If the 18-percent gap is to be viewed as women only getting only 82 percent of men's salary, women in Finland are effectively not going to be paid for the work they do for the rest of this year as of Wednesday, according to the white-collar union confederation STTK.
The government programme aims to reduce the gap to a maximum of 15 percent. However Anja Lahermaa, a lawyer from the STTK, says this goal is unlikely to be met under the present economic conditions.
"The wage gap has been closing very slowly, and it’s not given that this will continue,” Lahermaa says.
The gender pay gap in Finland is slightly worse than the European average, which stands at 17.5 percent.
“The wage gap is a stain on Finland's reputation,” says Outi Viitamaa-Tervonen from the Ministry of Social Affairs at Health, who leads the government’s and labour confederations’ equal pay project.
Tervonen offers several reasons for the differences in pay.
“There are fewer women in leadership positions, while the responsibility for childcare is distributed unevenly in families,” she explains. “Within sectors, women work in positions that are lower paid than men’s. Women’s work is appreciated less.”
This does not mean that women are paid less than men for carrying out exactly the same tasks. Rather, jobs in female-heavy sectors tend to draw lower salaries than jobs in industries dominated by men. In the same field, jobs usually held by women pay less than ones typically held by men.
According to Lahermaa, the problem is rooted so deeply that it’s difficult to make a change. She says that solving it requires cooperation between the government, the labour confederations, the trade unions and employers.
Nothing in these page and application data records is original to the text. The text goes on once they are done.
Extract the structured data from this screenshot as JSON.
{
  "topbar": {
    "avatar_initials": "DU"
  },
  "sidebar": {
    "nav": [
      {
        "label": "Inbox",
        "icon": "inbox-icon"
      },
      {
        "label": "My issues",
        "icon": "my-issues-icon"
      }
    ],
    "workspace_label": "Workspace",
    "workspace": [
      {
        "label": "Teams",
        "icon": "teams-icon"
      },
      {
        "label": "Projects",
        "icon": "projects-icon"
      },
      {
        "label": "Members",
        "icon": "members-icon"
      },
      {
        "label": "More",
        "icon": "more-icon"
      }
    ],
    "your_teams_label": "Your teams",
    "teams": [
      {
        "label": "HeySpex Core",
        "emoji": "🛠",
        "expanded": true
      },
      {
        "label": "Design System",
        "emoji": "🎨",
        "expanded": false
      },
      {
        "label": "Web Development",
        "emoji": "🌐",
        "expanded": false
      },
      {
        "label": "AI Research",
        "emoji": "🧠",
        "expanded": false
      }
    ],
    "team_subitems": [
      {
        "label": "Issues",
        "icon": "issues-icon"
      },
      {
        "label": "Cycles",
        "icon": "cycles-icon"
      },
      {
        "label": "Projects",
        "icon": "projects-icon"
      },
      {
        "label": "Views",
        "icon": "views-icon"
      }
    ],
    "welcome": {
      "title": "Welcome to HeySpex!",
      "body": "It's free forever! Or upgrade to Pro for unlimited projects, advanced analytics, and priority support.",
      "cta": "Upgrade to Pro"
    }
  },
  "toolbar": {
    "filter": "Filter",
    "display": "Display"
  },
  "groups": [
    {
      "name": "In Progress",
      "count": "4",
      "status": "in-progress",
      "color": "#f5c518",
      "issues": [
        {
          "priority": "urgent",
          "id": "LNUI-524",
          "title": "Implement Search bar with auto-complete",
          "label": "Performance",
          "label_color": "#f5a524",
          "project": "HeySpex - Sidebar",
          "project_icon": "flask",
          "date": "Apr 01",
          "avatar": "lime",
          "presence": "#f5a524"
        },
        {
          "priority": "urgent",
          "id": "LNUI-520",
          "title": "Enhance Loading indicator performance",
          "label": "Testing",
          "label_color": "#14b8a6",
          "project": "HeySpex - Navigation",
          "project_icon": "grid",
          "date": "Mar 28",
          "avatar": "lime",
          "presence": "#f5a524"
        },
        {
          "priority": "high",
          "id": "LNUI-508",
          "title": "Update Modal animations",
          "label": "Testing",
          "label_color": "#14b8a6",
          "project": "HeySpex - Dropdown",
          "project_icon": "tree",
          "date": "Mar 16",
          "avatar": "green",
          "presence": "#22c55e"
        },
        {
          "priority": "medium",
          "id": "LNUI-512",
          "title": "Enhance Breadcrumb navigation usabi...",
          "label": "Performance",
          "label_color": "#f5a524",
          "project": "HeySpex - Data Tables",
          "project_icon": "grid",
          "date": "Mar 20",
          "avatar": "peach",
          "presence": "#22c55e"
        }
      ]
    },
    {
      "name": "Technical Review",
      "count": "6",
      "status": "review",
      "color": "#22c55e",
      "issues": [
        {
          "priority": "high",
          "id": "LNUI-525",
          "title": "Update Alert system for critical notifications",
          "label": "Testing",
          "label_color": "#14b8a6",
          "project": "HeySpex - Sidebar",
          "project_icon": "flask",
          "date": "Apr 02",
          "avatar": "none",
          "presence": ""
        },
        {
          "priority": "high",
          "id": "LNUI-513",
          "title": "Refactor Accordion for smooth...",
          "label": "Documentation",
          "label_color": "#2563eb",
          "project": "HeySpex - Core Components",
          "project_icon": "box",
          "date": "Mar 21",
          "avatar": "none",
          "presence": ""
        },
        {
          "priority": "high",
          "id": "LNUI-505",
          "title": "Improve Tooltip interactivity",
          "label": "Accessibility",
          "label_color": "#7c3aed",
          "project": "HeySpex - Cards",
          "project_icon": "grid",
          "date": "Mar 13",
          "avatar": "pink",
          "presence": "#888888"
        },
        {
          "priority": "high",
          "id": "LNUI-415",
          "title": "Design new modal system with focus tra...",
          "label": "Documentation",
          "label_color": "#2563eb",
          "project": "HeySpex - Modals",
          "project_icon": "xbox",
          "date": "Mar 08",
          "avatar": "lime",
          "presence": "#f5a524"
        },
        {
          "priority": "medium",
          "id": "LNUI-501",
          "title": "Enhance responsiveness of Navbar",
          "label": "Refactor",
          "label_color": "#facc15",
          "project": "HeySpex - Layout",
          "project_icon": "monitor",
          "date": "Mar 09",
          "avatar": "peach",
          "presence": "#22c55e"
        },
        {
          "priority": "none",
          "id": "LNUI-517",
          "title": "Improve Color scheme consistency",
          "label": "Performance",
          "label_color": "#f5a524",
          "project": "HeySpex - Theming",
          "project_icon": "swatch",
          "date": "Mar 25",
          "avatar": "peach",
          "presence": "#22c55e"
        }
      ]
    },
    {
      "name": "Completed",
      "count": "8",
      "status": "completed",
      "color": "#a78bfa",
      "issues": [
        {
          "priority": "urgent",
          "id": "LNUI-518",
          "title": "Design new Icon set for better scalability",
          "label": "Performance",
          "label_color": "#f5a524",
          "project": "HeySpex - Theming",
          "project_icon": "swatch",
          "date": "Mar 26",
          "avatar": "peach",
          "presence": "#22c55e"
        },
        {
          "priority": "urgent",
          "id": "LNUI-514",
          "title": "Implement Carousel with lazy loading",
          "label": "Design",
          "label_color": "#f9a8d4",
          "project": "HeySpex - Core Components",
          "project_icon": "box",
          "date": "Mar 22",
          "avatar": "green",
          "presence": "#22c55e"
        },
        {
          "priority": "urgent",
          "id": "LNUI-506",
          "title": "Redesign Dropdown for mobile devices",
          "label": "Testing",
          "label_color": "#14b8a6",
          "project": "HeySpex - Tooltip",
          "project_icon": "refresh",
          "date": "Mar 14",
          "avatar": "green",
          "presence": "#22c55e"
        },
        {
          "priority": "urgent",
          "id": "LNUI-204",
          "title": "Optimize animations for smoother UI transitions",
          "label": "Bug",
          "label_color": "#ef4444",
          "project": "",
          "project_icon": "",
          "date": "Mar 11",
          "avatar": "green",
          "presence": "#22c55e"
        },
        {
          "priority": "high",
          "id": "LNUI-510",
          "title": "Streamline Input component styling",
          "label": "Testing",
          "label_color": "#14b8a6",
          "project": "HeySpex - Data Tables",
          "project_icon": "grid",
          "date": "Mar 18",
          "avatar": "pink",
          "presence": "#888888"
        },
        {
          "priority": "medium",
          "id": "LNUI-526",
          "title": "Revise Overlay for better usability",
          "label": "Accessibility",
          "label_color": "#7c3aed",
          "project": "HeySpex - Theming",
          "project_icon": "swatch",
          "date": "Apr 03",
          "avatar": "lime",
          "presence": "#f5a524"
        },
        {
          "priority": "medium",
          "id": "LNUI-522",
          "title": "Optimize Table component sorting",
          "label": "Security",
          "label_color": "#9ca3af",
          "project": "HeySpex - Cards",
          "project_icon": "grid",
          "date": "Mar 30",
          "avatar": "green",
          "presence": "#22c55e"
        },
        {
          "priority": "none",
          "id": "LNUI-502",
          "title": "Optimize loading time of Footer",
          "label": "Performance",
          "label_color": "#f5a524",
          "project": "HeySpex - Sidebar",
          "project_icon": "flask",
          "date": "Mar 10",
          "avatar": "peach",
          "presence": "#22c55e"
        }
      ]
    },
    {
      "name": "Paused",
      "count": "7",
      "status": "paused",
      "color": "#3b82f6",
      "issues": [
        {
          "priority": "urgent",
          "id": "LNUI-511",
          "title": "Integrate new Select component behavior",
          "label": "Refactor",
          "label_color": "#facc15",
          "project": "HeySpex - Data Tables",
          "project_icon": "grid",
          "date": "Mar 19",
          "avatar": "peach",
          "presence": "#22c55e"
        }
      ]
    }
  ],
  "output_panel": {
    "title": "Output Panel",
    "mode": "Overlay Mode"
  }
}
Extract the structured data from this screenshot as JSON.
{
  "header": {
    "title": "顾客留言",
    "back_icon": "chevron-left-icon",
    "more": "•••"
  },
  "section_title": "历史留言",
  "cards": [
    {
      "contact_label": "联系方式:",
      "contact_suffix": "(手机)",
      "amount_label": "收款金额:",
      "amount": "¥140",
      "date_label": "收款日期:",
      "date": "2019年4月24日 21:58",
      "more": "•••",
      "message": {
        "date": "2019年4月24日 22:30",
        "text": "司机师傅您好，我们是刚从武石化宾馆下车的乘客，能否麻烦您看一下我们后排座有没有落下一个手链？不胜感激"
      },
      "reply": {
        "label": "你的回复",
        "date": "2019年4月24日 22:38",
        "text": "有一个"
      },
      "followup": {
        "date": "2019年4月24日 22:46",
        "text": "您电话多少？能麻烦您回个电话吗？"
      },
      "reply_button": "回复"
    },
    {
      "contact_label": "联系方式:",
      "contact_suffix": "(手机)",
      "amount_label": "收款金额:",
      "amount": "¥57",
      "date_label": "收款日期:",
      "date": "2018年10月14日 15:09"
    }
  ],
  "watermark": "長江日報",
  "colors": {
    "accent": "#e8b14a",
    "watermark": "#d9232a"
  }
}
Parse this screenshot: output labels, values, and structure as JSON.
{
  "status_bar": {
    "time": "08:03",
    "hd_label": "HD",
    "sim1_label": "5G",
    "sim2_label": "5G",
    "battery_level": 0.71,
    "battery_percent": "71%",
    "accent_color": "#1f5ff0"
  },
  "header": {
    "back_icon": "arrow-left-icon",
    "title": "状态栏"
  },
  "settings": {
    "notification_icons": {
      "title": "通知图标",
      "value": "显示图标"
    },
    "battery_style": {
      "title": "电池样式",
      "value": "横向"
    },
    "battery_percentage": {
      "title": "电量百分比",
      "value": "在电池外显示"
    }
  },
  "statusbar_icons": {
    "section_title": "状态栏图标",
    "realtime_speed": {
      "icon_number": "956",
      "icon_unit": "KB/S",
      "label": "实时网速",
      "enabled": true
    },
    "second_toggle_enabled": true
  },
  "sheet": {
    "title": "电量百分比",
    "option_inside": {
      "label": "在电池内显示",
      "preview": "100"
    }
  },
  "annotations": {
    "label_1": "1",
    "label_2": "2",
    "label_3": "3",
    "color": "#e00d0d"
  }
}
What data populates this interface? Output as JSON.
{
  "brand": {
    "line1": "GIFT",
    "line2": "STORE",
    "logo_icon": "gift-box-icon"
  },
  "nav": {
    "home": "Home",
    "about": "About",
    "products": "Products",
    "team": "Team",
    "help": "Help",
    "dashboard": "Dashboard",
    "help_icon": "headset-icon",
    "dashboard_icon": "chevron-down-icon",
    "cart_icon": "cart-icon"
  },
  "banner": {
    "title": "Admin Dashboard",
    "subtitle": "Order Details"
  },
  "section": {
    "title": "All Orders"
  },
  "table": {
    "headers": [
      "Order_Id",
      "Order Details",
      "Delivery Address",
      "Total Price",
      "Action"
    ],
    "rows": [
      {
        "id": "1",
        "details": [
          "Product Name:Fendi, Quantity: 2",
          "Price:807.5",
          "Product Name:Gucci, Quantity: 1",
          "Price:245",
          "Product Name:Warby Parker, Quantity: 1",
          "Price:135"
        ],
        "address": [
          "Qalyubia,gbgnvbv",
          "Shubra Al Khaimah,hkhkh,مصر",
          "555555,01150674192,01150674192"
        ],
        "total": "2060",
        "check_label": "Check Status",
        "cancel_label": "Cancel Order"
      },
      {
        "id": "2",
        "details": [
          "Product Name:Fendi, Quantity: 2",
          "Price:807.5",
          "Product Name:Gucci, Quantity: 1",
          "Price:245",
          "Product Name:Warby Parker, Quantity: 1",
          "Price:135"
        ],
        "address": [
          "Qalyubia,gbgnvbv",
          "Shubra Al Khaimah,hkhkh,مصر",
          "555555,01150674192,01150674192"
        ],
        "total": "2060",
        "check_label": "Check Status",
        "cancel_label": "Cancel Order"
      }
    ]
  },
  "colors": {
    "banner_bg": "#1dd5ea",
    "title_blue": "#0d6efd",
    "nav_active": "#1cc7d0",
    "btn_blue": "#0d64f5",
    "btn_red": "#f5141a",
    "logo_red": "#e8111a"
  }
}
To help remedy the situation, Lahermaa stresses the importance of including additional paternity leave in the national framework deal on wage and conditions.